Material provided:
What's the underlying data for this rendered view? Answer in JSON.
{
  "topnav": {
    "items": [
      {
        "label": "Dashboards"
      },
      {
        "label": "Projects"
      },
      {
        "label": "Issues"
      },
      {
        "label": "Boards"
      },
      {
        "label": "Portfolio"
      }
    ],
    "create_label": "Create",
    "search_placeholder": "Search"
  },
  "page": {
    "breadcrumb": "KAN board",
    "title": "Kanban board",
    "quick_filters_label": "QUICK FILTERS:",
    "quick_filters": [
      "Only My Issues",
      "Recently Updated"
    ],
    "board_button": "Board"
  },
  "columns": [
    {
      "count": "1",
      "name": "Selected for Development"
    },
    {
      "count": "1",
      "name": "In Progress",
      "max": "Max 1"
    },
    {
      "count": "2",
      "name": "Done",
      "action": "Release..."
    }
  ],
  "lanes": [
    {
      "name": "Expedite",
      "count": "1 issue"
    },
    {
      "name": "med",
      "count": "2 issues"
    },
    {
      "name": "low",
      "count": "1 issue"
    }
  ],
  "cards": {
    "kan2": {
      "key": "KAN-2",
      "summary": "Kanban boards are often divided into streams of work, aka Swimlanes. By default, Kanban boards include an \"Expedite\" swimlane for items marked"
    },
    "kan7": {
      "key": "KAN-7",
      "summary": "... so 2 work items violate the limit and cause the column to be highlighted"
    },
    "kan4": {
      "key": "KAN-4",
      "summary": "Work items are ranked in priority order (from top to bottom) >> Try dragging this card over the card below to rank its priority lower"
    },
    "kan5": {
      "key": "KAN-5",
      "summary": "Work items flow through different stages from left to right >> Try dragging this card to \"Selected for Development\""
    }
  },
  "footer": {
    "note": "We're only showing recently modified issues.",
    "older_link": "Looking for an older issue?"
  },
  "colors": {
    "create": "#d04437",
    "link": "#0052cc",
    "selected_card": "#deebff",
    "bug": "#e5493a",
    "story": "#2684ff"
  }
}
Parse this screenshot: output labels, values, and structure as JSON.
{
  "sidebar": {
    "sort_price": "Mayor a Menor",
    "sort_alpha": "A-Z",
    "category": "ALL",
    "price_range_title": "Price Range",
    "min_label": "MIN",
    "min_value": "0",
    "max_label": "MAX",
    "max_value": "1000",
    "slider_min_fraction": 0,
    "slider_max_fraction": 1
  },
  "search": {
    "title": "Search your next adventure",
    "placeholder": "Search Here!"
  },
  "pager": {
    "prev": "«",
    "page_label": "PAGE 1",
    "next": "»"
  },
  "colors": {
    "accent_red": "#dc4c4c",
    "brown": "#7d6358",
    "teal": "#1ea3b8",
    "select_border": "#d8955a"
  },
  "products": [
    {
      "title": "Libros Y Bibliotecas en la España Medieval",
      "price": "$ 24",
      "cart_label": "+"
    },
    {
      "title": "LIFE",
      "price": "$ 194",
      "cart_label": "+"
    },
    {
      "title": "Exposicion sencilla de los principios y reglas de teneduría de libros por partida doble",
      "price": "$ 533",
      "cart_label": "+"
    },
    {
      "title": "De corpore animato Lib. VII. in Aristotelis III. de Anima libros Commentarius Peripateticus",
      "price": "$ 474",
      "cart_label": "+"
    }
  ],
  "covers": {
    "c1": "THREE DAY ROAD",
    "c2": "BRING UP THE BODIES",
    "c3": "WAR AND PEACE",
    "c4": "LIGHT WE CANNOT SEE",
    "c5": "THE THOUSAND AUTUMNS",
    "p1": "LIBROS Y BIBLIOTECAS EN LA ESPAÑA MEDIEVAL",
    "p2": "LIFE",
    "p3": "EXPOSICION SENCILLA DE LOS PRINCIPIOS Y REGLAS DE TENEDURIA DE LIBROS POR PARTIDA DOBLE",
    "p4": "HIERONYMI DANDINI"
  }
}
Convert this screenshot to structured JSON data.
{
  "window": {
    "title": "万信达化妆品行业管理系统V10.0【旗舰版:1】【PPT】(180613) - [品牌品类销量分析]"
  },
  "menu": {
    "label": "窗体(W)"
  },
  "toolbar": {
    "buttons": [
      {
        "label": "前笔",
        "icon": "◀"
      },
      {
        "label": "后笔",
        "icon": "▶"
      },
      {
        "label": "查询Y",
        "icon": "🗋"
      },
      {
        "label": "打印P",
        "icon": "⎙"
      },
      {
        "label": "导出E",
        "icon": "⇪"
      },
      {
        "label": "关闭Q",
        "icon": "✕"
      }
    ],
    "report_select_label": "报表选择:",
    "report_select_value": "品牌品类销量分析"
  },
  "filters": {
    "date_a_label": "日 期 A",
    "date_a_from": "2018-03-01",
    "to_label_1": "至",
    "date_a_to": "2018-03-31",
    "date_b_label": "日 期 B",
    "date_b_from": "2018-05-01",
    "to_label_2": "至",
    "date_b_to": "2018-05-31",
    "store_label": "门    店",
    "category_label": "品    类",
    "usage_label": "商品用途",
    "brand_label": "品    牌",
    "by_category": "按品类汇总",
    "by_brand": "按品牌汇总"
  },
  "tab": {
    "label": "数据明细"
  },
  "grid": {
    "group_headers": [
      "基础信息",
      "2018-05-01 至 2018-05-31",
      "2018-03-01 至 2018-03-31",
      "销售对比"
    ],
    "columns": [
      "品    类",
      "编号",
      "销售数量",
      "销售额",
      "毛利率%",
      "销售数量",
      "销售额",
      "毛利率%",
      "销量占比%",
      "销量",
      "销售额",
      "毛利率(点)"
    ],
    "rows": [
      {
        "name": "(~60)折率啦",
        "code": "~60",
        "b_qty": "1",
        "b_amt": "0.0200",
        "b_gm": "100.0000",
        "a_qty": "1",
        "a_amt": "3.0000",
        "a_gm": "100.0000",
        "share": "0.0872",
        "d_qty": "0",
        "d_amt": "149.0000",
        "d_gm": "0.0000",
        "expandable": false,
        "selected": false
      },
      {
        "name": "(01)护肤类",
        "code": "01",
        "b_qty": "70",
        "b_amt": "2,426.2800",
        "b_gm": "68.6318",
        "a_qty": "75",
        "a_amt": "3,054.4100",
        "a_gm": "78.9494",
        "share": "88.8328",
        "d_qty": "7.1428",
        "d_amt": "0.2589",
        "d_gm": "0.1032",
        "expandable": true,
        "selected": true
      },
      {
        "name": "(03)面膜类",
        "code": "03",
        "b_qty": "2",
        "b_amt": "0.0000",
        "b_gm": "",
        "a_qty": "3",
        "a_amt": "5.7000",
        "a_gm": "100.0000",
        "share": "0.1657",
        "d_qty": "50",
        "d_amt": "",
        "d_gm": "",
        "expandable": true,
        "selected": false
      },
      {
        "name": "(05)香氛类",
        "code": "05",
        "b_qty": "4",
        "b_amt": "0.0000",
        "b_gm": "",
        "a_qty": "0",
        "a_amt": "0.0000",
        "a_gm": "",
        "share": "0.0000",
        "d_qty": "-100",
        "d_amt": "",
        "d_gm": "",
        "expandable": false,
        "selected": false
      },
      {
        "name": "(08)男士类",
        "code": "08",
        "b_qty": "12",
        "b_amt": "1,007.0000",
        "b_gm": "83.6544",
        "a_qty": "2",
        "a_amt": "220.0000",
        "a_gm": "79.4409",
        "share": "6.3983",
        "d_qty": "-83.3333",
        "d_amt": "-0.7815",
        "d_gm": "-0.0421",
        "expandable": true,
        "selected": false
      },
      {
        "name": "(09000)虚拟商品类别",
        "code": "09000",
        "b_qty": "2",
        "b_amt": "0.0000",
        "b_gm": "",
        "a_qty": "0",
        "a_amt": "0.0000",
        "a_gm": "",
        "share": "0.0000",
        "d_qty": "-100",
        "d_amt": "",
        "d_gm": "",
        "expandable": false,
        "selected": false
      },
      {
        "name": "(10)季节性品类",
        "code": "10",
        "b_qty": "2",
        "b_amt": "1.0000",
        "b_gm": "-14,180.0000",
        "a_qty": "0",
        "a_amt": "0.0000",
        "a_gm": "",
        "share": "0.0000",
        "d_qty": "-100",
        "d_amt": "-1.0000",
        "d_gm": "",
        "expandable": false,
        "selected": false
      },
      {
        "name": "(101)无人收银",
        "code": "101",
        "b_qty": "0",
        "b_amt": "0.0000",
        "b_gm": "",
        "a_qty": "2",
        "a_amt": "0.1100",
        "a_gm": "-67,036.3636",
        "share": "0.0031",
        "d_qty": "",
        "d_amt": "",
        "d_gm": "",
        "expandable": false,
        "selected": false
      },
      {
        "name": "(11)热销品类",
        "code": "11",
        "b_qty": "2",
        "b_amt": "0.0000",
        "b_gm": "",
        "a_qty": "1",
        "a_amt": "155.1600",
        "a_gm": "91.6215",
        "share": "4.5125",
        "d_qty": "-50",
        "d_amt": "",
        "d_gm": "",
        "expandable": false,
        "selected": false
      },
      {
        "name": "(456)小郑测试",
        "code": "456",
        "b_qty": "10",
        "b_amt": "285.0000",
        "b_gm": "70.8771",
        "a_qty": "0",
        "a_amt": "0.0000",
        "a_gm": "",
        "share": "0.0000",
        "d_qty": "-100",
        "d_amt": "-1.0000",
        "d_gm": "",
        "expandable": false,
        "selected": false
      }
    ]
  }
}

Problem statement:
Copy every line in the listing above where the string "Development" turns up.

Exercise result:
      "name": "Selected for Development"
      "summary": "Work items flow through different stages from left to right >> Try dragging this card to \"Selected for Development\""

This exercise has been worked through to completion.